PROBLEM DETAILS: Your response should contain each line of the data that includes "Phone".

[Records excerpted from a collection]

▼▼▼

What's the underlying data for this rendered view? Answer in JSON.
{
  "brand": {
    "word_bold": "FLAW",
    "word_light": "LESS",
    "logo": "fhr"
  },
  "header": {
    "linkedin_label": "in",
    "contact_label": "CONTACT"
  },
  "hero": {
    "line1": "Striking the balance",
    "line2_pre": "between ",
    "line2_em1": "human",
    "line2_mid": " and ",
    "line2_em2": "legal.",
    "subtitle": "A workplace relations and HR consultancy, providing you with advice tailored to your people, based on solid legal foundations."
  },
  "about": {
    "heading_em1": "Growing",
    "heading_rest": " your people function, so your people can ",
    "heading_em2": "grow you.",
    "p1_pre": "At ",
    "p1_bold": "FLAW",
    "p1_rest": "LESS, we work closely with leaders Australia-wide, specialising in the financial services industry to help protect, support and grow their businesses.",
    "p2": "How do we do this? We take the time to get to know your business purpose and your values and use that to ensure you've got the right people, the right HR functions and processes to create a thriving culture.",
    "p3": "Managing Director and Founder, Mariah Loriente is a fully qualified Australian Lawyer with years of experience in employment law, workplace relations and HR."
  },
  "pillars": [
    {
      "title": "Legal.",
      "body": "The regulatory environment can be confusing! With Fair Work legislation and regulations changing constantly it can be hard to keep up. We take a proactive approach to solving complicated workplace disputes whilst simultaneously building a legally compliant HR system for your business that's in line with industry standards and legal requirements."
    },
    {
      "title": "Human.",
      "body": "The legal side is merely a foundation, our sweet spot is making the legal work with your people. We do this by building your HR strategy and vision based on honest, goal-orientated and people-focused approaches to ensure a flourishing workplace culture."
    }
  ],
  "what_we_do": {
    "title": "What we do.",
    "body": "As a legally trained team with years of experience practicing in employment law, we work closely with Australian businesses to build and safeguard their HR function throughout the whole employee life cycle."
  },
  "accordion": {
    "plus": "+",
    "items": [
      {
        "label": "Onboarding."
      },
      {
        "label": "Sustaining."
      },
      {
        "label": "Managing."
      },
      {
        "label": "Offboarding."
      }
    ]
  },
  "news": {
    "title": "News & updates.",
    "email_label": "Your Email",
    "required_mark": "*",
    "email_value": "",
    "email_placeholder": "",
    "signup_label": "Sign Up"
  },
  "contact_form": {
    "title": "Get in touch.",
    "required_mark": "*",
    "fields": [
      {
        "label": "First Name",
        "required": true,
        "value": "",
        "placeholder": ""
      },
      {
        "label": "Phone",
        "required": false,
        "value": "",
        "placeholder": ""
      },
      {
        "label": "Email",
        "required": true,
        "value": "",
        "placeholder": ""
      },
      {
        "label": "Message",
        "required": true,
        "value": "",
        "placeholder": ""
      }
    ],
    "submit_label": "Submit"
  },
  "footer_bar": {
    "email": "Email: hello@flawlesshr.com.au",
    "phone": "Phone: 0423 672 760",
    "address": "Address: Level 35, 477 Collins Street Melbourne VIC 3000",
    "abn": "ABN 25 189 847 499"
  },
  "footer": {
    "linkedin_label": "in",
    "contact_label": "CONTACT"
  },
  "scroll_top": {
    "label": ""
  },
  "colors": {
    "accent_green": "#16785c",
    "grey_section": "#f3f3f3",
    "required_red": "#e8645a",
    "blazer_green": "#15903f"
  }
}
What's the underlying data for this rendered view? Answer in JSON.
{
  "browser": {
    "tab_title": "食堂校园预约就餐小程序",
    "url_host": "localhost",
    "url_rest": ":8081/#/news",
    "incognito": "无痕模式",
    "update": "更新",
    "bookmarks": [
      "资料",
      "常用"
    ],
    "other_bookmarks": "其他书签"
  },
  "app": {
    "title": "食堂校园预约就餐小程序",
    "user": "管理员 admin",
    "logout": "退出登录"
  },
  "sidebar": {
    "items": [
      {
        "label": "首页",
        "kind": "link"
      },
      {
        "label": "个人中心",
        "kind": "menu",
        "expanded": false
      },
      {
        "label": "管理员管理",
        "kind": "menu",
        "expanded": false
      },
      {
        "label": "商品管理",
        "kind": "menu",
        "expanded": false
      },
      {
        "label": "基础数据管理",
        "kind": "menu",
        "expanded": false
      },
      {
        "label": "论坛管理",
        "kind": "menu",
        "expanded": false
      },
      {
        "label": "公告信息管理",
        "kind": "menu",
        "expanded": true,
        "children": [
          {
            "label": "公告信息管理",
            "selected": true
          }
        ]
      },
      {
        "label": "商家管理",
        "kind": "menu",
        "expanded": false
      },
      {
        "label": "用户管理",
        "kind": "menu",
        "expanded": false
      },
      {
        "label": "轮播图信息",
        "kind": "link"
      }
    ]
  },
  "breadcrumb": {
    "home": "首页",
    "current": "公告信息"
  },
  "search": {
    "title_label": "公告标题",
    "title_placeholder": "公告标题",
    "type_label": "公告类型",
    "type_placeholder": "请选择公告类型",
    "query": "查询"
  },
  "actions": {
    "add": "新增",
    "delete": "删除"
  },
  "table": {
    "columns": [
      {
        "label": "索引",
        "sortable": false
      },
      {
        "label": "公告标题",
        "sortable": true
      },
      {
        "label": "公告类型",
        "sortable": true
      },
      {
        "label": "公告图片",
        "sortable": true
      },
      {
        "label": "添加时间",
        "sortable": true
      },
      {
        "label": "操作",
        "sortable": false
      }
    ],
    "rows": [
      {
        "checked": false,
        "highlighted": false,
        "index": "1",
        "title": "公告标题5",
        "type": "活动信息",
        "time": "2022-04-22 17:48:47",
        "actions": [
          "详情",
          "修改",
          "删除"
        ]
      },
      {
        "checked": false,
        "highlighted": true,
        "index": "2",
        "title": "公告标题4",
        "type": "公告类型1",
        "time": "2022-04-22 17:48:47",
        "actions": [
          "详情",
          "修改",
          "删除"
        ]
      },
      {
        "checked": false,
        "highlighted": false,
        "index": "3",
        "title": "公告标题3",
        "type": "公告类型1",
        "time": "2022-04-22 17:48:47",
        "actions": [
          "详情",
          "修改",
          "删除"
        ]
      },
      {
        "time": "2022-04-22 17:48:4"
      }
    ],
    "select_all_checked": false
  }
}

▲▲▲

EXERCISE RESPONSE:
        "label": "Phone",
    "phone": "Phone: 0423 672 760",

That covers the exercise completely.